[ random movie time ]
Last but definitely not the least! Maybe even the best.
As the last of the credits roll and as the outtakes fade, I am left wondering why this wonderful movie ranked below All of You. I can even wonder why it was beat by Siargao or Ang Larawan. With the way Deadma Walking (2017) made the audience laugh and cry and wonder at life, it should have garnered more awards and public accolades.
The movie has an interesting premise: successful businessman Mark (Joross Gamboa) finds out he has a terminal illness, and instead of embarking on a last soul trip or something more conventional, he decides to stage his own death to hear the eulogies from his friends and family. He is aided and abetted by his best friend for life John (Edgar Allan Guzman), who works as a part-time stage actor (“Crying Divas”).
Along the way, the duo confronts the ups and downs of their history, Mark’s strained relationship with his older sister Mary (Dimples Romana), and their respective romances, careers and so on.
Since it was marketed as a ‘gay movie’, I was afraid there would be an abundance of cringe-worthy cliche scenes. The film never seemed to box the leads into an infuriating “gay” corner. Yes, there are a lot of shirtless men, and yes, there are BFF trips to the spa and sauna, and jokes about bathhouses and flirting. Yet through it all, the two leads remain complex humans who love and laugh and hate, and who just happened to be really obviously gay.
I was also afraid, hearing the premise, that it would be another Seven Sundays (i.e. he ends up not dying after all). But I need not have feared. The end was bittersweet, but to make a story about death bittersweet is as expected. My heart is still crying.
It is hard to write what makes this movie so enjoyable. I can definitely say I either laughed or cried so hard, my left contact lens fell out of place…
The comedy was great. With two gay characters at the leads, it would have been easy for the film to segue into stereotypes. The movie could have also banked on slapstick or hurt comedy, and rude gags.
Refreshingly, the comedy of this film rested on its ability to imagine and create, the witty and fast dialogue, and the natural chemistry between the two leads. The direction made it easy to laugh; it’s hard to explain without spoiling or detailing everything that happened.
Aside from the comedy, both leads were on point with the delivery of their lines. It was Gamboa’s Mark in the ending scenes that finally brought out the tears. But it was Guzman’s John that took most of the focus, with his boisterous, outgoing yang as a counterpoint to Gamboa’s more subdued (but no less gay) yin. It was his character that made most of the jokes; it was also his character that brought most of the affective soul.
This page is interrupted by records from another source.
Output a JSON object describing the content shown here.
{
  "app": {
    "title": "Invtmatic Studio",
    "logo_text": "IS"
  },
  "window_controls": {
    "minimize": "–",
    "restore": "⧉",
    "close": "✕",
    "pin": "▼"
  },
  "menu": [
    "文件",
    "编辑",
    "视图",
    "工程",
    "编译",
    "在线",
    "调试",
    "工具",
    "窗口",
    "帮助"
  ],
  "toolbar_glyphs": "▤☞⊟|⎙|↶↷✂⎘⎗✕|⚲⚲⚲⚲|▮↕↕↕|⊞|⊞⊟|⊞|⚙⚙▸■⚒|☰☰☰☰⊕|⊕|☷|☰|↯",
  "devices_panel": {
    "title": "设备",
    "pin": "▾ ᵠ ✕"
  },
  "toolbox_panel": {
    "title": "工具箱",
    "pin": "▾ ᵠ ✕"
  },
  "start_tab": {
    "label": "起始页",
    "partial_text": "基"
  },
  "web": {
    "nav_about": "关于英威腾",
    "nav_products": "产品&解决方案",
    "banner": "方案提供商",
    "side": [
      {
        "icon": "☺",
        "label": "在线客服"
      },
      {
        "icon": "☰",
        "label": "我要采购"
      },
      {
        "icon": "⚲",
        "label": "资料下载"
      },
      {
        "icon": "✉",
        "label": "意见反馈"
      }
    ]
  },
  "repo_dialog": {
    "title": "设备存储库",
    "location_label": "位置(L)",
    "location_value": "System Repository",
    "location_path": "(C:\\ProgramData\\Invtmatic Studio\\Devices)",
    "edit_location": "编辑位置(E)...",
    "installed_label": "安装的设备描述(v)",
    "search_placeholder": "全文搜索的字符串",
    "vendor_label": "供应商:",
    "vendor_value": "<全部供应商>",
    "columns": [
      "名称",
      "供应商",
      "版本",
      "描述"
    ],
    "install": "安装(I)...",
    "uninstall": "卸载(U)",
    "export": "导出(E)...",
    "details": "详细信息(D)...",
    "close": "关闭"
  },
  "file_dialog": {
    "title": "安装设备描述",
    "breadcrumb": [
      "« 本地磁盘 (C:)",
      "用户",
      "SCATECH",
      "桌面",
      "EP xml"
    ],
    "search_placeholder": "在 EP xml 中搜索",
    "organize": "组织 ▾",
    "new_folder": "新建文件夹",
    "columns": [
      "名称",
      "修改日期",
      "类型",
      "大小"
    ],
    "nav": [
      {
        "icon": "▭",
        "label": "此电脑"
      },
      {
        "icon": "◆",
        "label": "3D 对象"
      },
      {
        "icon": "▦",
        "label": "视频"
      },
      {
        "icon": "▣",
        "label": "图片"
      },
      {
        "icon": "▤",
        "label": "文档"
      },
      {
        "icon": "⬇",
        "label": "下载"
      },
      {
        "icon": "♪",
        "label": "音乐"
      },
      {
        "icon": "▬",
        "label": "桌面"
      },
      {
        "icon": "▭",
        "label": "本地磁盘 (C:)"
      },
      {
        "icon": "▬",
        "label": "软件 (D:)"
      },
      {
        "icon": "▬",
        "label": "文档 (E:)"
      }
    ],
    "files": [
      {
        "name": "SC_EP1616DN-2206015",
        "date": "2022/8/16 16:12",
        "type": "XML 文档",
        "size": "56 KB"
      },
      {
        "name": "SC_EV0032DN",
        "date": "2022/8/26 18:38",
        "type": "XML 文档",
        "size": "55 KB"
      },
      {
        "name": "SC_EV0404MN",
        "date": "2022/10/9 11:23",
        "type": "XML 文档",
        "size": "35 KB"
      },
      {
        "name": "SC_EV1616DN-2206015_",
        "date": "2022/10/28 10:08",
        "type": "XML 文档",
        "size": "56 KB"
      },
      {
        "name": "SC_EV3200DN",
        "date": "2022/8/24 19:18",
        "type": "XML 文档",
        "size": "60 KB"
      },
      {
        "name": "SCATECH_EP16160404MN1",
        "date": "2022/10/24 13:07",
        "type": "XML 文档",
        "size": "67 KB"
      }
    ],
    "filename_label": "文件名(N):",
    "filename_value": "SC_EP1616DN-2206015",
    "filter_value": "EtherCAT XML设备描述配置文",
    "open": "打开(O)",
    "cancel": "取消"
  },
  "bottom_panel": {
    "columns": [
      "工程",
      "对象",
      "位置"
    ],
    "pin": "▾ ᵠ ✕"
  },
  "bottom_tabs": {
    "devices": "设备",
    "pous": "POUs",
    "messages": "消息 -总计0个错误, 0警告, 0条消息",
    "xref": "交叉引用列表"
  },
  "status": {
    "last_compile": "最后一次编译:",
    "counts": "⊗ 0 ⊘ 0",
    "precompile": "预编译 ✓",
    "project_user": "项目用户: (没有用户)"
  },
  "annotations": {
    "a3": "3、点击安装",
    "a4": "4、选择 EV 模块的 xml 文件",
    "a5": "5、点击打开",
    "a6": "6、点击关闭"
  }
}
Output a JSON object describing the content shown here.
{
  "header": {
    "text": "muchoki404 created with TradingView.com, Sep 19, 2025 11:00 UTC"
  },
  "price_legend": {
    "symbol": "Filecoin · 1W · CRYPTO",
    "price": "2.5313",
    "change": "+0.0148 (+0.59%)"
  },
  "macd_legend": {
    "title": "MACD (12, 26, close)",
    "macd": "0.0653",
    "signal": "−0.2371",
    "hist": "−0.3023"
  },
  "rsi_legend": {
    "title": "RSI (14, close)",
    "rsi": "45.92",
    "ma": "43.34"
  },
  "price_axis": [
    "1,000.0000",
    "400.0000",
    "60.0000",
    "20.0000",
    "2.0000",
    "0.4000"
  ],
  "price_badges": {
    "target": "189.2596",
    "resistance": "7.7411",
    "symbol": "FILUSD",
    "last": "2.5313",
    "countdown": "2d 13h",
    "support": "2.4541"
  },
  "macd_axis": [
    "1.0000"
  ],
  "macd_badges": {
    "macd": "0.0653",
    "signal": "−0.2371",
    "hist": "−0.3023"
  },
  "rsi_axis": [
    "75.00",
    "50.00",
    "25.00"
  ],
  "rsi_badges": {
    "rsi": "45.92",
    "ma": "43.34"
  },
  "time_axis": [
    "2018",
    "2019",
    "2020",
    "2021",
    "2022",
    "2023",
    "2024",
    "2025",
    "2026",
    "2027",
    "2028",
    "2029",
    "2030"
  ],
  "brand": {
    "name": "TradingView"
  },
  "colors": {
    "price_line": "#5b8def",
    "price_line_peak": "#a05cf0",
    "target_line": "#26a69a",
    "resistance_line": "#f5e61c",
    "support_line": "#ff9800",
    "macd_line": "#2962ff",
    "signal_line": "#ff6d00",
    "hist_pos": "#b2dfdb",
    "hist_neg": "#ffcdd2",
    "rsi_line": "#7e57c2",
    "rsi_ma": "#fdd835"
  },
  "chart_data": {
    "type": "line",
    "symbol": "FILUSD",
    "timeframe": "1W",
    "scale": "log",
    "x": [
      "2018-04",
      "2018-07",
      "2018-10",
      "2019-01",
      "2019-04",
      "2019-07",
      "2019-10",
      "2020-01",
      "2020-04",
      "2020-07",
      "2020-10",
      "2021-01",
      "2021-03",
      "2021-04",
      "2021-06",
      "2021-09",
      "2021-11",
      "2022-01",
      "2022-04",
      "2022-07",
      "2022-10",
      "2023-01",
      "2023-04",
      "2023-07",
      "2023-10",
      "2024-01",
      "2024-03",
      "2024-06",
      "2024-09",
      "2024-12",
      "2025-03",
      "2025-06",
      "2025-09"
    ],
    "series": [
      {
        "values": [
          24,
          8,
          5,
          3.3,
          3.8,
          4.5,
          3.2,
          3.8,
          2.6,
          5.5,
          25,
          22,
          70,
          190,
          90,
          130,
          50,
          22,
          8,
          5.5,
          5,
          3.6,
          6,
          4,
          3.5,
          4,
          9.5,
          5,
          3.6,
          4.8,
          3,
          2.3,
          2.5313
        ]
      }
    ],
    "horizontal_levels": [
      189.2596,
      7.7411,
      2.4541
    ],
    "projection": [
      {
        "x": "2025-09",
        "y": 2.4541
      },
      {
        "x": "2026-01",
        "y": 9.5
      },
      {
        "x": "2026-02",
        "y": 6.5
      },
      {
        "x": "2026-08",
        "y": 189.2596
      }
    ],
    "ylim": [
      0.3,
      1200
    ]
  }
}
Stripped of the performance of the actors and the superficial comedy, Deadma Walking is a solid story about the ways we confront death, and how we value life as well. The movie is able to portray the creative journey of a lead who tries to give closure to his career, colleagues, family, friends and self.
Outside of the main plot, there are two other narratives that bring depth to the film. First, there are scenes from the musical headlined by John, called “Crying Divas” –a play on the women who are paid to stay and cry at wakes. Kudos, again, to Guzman’s cross-dressing musical performance.
Second, there are scenes from a fictional art noir film watched by Mark. The film features a french-speaking Eugene Domingo as she literally runs away from loneliness and death. She later walks willingly into Death’s embrace. By death, we mean the symbolic white Caucasian man with abs.
Thematically, all of these plotlines serve as a reminder that we are never ready; that in death, it is the ones we leave behind that suffer the most; that it is the living that beenfits from burials and wakes; and that only some people can be so lucky as to know the moment they die.
Based on the Palanca award-winning screenplay by Eric Cabahug, Deadma Walking (2017) is a masterpiece that marries Filipino culture and intimate stories, creative humor and tear-jerker scenes. I encourage everyone to watch it while it still plays in the cinemas.
P.S. DONE WITH #MMFF!